Data entries:
# # # # #

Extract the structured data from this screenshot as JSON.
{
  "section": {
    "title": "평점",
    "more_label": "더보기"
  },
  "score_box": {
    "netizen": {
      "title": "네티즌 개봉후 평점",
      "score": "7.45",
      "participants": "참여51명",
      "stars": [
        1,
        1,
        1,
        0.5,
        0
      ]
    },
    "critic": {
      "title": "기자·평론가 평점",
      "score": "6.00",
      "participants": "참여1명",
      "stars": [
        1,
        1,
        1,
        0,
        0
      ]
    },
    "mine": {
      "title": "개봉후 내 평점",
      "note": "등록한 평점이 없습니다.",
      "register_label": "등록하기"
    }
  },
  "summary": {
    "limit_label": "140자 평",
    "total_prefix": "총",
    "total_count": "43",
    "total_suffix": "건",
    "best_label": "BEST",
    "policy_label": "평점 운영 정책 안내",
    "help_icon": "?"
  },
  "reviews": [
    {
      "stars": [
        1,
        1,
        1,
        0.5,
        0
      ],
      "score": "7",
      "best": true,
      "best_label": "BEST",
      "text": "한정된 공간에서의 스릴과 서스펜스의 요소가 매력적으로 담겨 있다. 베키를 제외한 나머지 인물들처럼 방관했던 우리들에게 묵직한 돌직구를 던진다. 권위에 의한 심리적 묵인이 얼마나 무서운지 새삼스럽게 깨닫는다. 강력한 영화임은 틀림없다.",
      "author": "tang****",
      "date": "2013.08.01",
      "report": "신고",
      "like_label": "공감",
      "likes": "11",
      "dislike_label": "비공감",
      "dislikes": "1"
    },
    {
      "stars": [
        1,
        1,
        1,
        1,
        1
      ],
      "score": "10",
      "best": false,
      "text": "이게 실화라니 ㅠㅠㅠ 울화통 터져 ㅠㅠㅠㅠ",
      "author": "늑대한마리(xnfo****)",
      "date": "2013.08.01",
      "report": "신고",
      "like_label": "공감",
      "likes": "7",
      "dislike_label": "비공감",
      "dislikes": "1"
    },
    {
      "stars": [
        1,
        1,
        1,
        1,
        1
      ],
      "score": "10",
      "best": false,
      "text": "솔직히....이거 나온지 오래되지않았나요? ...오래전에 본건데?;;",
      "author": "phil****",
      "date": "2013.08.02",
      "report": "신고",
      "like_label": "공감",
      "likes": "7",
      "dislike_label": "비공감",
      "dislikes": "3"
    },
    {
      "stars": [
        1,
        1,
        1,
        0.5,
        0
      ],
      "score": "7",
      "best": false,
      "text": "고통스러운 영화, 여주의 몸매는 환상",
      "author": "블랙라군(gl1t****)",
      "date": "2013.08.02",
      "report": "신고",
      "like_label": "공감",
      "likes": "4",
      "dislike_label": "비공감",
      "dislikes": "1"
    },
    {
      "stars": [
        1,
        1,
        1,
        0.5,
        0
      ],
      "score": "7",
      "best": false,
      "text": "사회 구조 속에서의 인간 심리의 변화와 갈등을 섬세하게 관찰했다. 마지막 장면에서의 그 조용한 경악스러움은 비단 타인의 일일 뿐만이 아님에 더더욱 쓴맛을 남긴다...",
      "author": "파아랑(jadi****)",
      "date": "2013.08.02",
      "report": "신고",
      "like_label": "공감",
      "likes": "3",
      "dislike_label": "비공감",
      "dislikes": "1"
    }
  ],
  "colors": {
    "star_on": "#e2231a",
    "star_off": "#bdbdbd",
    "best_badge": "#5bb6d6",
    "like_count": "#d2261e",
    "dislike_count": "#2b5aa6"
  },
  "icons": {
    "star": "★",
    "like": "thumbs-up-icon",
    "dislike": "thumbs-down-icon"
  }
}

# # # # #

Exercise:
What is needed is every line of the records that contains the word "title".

Result of this exercise:
    "title": "평점",
      "title": "네티즌 개봉후 평점",
      "title": "기자·평론가 평점",
      "title": "개봉후 내 평점",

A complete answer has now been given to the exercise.